Share this...

The role of DVLA

Car registrations and number plates, including personalised number plates, in the UK, are the responsibility of the Driver and Vehicle Licensing Agency, usually known as the DVLA. It issues new registrations twice a year and also maintains the central database that records details of all vehicles licensed to drive on UK roads, along with their keeper and registration information.

Regtransfers works closely with DVLA to complete registration transfers as quickly and efficiently as possible. Regtransfers is a DVLA-registered supplier of personal car registrations and number plates and is listed on the DVLA Registrations website. All number plates supplied by Regtransfers comply with DVLA's prescribed standards and regulations.

DVLA administers all UK registration transfers and issues updated registration documents when the registration number of a car is changed, or when a registration is removed from a vehicle and placed on a retention document in accordance with the DVLA Retention Scheme.

DVLA is a registered trade mark of the Driver & Vehicle Licensing Agency. Regtransfers is not affiliated with the DVLA or DVLA Personalised Registrations. Regtransfers is a recognised reseller of unissued Government stock.

Number plate regulations

When a car is on the road, it is an offence to display number plates bearing any number other than the vehicle's officially recorded registration number. If you purchase a private registration, learn how to transfer private plates before displaying the new number.

All registration number plates displayed on UK vehicles must comply with the official number plate regulations. DVLA oversees enforcement of number plates display regulations and maintains a register of approved manufacturers and retailers of vehicle number plates.

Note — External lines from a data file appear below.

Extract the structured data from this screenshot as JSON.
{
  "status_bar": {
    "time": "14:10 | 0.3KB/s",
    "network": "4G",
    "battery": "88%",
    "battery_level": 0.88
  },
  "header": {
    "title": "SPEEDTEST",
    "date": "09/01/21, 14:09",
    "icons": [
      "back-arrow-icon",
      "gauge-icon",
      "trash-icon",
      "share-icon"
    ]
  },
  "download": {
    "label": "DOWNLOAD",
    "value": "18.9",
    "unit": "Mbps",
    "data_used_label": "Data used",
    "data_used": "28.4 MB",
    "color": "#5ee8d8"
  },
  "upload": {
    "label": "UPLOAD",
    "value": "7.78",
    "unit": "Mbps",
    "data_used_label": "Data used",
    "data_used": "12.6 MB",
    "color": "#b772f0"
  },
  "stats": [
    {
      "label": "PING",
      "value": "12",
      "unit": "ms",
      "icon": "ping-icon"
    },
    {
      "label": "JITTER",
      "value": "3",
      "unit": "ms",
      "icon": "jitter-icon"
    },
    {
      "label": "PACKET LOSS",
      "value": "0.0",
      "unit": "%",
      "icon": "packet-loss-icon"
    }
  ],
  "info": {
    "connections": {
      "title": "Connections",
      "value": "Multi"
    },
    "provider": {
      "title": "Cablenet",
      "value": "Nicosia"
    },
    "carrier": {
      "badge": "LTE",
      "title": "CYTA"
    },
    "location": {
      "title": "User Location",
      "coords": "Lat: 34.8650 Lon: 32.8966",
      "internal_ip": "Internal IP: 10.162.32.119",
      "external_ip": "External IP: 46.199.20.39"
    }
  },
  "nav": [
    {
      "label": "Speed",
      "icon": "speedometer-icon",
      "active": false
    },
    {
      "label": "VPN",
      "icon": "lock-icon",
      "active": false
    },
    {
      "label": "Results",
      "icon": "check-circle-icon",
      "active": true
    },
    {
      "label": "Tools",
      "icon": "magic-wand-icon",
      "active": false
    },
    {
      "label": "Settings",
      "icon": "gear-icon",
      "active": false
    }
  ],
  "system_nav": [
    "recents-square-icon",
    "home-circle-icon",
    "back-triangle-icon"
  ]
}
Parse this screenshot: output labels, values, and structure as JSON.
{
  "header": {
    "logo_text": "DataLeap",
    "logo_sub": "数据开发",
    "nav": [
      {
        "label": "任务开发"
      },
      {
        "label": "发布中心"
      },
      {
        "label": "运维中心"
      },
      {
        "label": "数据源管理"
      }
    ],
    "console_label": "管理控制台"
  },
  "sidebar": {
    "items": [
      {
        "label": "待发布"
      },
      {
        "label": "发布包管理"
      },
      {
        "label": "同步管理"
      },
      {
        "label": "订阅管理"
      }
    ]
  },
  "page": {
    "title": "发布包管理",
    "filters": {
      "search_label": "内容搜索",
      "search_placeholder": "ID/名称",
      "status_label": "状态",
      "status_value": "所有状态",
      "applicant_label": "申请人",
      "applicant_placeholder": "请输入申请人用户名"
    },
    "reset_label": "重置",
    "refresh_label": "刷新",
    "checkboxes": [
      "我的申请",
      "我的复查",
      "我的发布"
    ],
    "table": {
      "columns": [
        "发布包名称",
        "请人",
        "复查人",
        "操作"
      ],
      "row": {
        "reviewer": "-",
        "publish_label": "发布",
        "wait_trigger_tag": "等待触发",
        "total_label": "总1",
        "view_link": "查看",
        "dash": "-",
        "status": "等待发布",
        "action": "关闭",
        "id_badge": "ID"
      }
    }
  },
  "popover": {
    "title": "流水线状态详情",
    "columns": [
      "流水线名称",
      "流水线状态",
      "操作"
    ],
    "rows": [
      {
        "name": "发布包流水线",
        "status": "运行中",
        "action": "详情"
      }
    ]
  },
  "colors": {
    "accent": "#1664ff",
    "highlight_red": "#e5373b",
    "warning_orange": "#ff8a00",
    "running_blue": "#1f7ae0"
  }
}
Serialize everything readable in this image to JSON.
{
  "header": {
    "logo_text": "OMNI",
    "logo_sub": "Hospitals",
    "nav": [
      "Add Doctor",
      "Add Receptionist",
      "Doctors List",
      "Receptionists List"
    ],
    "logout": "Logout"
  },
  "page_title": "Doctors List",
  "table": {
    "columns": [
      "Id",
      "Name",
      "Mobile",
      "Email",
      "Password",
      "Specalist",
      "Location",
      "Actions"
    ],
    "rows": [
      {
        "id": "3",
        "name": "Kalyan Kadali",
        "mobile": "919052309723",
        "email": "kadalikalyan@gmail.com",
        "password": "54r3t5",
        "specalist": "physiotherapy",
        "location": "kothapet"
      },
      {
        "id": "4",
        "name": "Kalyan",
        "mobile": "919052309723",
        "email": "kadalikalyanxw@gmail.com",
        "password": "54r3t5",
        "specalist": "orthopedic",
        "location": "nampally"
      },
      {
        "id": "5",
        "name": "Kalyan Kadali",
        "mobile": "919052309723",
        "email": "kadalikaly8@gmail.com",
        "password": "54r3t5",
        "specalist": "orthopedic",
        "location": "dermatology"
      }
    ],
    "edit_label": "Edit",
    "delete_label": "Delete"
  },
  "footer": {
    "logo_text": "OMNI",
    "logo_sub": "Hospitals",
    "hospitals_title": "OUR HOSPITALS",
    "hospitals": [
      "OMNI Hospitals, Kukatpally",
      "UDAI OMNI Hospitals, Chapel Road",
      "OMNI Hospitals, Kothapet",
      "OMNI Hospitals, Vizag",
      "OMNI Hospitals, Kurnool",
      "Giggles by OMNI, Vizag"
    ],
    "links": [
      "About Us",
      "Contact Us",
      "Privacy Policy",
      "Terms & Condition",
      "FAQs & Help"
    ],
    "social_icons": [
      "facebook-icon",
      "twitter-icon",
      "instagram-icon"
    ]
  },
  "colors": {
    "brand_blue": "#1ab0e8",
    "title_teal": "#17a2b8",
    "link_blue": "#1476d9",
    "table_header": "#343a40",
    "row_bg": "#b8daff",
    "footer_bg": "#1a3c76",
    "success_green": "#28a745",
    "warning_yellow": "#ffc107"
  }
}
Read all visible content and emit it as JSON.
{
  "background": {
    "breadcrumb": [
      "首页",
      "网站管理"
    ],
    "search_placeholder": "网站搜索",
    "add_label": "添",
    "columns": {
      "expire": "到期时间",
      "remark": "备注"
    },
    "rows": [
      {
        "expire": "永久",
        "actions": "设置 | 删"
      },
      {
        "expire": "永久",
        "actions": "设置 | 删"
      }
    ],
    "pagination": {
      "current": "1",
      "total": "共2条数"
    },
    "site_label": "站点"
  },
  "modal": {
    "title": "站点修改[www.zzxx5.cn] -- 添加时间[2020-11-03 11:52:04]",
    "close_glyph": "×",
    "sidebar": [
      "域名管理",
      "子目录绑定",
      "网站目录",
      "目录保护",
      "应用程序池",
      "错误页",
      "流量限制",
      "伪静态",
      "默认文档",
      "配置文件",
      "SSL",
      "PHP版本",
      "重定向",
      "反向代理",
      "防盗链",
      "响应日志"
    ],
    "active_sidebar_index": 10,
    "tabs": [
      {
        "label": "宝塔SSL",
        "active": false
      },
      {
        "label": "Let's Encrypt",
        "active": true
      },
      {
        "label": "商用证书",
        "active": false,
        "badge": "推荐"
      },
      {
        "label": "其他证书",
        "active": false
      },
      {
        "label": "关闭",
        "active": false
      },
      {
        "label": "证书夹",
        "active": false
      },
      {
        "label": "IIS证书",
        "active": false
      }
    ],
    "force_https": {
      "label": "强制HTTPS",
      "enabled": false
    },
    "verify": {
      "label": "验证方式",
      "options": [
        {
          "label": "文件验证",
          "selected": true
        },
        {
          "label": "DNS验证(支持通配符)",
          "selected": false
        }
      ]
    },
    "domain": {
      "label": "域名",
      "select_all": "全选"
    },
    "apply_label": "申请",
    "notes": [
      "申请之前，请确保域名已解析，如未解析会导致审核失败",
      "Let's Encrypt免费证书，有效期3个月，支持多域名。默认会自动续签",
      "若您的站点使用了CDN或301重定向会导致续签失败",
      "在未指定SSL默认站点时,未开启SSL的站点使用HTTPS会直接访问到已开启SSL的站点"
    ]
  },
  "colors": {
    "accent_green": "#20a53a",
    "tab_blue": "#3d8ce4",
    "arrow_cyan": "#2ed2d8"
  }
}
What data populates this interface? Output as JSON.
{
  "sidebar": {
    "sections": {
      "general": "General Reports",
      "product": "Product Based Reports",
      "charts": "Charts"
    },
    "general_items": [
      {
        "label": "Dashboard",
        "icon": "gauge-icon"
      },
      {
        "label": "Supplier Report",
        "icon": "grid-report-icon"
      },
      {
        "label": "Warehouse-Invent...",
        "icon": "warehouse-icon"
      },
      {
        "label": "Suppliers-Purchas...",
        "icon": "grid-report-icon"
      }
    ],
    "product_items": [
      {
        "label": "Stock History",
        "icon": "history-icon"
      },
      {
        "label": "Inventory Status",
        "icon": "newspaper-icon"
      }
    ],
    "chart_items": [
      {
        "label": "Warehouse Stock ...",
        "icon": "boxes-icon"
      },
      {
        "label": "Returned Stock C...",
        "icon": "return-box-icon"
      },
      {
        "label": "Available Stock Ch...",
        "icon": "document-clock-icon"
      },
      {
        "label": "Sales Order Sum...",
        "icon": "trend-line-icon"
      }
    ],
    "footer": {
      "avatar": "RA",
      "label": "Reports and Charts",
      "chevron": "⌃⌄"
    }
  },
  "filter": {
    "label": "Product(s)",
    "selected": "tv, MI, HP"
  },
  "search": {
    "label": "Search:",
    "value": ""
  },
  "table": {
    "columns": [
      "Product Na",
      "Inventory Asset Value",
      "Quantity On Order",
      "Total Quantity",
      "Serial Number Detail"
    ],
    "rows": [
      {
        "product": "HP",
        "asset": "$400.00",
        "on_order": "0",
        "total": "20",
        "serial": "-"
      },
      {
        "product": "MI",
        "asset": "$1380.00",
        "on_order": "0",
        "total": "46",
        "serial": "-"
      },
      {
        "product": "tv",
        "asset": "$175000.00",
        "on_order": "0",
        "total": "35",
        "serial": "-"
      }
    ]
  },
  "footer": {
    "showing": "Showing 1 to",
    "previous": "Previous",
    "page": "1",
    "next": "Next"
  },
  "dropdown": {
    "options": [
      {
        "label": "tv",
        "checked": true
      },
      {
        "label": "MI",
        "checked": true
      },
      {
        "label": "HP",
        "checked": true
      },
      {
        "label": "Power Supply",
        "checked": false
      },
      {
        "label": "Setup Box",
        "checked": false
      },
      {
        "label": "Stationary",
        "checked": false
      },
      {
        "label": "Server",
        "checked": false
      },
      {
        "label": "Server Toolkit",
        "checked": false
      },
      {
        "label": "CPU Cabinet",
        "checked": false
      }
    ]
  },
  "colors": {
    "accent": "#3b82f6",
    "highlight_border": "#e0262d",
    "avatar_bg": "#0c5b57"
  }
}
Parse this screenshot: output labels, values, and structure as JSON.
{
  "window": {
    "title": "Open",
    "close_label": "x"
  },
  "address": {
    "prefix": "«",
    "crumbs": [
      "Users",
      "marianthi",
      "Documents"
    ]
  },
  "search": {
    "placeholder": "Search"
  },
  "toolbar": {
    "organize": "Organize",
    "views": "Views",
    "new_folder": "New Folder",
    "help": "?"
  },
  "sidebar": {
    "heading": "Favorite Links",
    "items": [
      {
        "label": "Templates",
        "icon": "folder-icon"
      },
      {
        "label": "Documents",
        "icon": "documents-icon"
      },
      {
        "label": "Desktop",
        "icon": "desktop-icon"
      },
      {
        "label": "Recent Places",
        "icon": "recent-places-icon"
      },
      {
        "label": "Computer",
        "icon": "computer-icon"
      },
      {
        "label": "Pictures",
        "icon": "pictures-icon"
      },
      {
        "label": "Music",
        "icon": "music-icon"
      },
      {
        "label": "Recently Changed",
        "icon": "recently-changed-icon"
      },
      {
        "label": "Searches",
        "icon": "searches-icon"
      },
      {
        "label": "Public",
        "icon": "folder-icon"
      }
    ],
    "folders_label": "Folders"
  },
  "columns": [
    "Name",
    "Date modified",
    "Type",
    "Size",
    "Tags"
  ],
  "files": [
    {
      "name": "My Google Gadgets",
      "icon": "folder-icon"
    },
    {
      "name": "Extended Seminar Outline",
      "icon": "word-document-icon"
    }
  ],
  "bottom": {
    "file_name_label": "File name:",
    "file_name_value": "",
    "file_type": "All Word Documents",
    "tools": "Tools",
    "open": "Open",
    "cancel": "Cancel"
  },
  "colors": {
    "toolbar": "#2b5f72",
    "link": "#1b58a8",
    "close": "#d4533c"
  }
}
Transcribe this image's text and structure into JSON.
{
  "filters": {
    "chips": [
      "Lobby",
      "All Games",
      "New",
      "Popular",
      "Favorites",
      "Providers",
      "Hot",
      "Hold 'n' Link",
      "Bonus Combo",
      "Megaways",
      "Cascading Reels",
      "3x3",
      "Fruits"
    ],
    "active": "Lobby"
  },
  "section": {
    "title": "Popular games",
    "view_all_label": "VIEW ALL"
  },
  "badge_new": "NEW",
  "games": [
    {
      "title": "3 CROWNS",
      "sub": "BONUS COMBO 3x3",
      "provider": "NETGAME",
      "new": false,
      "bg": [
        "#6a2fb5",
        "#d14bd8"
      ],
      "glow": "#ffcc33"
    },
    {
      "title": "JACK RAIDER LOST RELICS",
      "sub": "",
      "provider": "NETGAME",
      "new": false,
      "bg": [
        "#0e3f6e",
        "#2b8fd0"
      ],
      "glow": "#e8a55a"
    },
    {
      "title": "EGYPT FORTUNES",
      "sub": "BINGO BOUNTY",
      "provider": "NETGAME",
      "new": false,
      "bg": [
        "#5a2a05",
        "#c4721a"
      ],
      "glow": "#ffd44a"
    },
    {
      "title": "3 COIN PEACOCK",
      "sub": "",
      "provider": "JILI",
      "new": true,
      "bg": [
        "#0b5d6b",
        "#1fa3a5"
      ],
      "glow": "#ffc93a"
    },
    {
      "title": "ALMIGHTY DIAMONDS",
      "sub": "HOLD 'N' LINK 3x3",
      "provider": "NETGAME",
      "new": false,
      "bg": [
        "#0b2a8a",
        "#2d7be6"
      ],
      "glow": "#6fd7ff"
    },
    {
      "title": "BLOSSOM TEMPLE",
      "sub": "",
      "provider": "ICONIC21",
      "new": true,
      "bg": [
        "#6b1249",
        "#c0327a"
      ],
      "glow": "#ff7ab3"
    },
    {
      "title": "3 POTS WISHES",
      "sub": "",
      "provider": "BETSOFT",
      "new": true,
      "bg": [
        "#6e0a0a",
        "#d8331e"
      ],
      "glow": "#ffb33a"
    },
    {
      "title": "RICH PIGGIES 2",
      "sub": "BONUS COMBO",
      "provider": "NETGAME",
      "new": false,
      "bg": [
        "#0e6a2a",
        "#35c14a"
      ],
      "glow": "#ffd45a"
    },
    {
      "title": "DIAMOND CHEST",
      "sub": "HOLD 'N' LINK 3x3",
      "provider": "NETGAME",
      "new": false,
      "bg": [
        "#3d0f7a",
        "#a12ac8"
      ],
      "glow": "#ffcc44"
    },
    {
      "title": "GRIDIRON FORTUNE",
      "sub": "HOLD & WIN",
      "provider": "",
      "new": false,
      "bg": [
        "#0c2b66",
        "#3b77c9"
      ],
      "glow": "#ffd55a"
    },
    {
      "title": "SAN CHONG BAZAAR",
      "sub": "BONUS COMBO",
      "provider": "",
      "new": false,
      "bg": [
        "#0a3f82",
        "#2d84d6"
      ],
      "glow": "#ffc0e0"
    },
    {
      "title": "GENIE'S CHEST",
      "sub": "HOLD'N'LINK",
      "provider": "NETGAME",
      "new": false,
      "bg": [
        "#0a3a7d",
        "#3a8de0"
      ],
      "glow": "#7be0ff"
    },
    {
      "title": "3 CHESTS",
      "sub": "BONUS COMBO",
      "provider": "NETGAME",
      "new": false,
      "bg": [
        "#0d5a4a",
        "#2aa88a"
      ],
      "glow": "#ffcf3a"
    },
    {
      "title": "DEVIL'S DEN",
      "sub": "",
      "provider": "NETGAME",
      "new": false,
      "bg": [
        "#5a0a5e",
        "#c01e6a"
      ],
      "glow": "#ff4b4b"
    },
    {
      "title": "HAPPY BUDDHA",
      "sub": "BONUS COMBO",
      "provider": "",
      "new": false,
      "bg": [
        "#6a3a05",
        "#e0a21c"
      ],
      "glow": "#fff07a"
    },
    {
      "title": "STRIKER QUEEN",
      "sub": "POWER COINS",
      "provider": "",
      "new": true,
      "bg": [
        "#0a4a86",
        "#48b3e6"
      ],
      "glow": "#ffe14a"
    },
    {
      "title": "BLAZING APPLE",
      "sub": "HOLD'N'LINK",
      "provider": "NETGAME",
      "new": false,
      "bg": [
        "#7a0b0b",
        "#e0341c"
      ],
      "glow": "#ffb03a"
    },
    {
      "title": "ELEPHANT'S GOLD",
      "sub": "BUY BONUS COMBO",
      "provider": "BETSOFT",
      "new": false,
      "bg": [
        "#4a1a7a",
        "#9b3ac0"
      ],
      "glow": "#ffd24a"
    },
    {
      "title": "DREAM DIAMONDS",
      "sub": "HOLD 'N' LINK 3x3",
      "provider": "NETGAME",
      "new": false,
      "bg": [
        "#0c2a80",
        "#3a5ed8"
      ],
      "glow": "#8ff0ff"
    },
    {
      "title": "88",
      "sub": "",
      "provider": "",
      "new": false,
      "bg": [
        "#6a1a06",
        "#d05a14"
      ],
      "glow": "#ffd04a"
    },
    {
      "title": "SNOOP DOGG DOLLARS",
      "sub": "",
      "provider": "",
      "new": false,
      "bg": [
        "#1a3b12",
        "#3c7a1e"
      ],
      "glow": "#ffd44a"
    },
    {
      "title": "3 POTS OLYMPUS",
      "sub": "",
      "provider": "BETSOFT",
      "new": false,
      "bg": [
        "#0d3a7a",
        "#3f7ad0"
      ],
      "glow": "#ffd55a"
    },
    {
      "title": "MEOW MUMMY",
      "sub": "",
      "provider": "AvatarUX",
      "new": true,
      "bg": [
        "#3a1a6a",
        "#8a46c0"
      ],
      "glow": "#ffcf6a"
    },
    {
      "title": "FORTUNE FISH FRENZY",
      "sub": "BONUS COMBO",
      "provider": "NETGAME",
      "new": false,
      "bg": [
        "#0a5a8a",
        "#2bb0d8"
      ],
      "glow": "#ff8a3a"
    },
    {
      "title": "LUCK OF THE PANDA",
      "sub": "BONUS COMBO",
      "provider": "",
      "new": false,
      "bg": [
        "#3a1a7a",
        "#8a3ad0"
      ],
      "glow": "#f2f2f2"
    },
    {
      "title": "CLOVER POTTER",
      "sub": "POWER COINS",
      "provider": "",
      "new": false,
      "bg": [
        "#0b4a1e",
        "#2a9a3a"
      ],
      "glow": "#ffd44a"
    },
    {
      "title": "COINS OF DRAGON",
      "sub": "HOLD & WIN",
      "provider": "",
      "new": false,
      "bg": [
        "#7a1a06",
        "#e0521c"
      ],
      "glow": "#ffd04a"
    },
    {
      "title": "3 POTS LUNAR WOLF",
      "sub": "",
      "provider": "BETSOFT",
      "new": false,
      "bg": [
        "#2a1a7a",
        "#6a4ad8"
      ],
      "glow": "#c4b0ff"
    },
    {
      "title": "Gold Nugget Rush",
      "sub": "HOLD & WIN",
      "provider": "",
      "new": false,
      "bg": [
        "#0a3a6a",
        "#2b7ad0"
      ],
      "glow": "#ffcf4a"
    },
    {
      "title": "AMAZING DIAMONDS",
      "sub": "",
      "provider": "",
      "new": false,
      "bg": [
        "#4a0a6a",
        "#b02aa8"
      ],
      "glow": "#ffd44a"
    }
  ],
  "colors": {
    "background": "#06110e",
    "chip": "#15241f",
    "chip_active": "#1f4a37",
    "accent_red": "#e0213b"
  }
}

Regtransfers is not part of, and is not formally affiliated with DVLA.

Return to the top of the page